South-South Cooperation: Accelerating the Global South’s March Towards the SDGs

Oct 12, 2022 | Blog

Unequal access to connectivity, digital tools and digital skills has been driving a wedge between  societies over the last few decades; something the pandemic has exaggerated. On the flipside, digital access can be a great leveler, for example by digitizing education and increasing access to learning.

Bangladesh provides a relevant case study. Eight years ago, 23 teachers contacted a2i, the government’s flagship digital transformation programme supported by UNDP, reporting that teachers training needed to be improved and made more regular (at the time teachers accessed training every 10 to 15 years).
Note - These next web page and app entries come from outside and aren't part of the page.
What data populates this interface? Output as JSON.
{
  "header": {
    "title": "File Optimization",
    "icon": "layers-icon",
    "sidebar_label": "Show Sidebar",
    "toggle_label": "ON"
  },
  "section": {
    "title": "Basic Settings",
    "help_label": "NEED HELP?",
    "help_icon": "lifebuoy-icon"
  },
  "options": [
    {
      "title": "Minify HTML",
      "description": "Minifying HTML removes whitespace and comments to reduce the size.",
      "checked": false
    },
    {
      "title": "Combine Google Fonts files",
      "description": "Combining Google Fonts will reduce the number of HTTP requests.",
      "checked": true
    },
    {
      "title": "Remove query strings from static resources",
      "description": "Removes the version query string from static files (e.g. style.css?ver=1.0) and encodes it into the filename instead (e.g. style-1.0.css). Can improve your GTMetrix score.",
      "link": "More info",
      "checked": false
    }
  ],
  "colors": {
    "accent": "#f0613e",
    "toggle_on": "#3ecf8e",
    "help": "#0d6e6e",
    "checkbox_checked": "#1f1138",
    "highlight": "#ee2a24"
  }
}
The a2i Programme created a solution in the form of a social media-based, peer-to-peer teachers training platform, with user-generated content. Today, nearly 590,000 teachers are part of the Teacher’s Portal, with over 700,000 pieces of educational content that can be accessed by anyone with a connected tablet.

There are significant aid efforts to build schools in Africa; less so to train teachers. A chronic teacher shortage faces the continent, with 19.6 million teachers needing to be hired. One of the biggest obstacles to becoming a teacher is access to training. Large-scale, government-backed peer-to-peer social networks, modeled on the a2i teacher’s portal, could work to reduce the barriers to entry for African teachers and improve the quality of education across the continent. This will in turn stimulate the economy and reduce youth unemployment.

The latter benefit is key: Africa is the only region where the youth bulge will continue to grow in the foreseeable future, presenting the continent with an opportunity to reap the demographic dividend. But this also presents a threat to social cohesion as growing youth unemployment can fuel crime and trigger mass migration, leading to heightened local and international tensions.

The internet has broken down the usual barriers to entry for young people to develop digital skills that can be ‘exported’ internationally. This is creating new livelihood potential for those who would previously rely on the local, poorly-paid (or altogether absent) employment opportunities.

a2i recognized this and joined forces with UNDP to enable refugees to open a bank account, learn digital skills and link them with online freelancing jobs on sites like Fiverr to generate an income. The only prerequisite is a device and an internet connection. Africa’s 24 million refugees and displaced could benefit from a similar solution.

Digital education programmes and private-sector investment should be used to create remote-working digital ecosystems in Africa, enabling young people to break the cycle of unemployment and enable them to inject foreign capital into their communities and local economies.

Another way to promote digitization in Africa is to encourage public-private partnerships on the ground to deliver decentralized public services. In Africa, an inability to access simple state services means that millions are left without identity registration, passports, visas or the ability to register land records, creating a blockage for rural development.

In the eight years since, over 100 services have been added, including banking and e-commerce, and public services like passport applications and exam result collection. There are now nearly 7,000 of these one-stop shops across the country, used by 6 million people each month.

Both the continent of Africa and Bangladesh still have the ghosts colonization embedded within their civil services. They have remained complex because that was historically the only way for a few thousand to govern hundreds of millions of citizens. This has knock-on effects for education systems, training, and economies.

Bangladesh has established a strong, proven track record in leapfrogging the country through the Digital Bangladesh initiatives. The ingredients of success for a2i in Bangladesh can be replicated quickly and easily in other Southern developing countries. As we speak, we have teams in the Philippines, Fiji, Jordan, Turkey, Yemen and Somalia introducing similar systems.

The South-South Network for Public Service Innovation (SSN4PSI), offers a global collaborative platform where governments, private sector organizations, civil society organizations, and academics exchange knowledge, experiences, and expertise.

Just as rapid digitization has helped Bangladesh leapfrog traditional barriers to development by reconfiguring its services and achieve record growth, facilitated by South-South cooperation, it can do the same for many economies in Africa.


Originally posted by the United Nations Development Programme. To read the original article, please click here.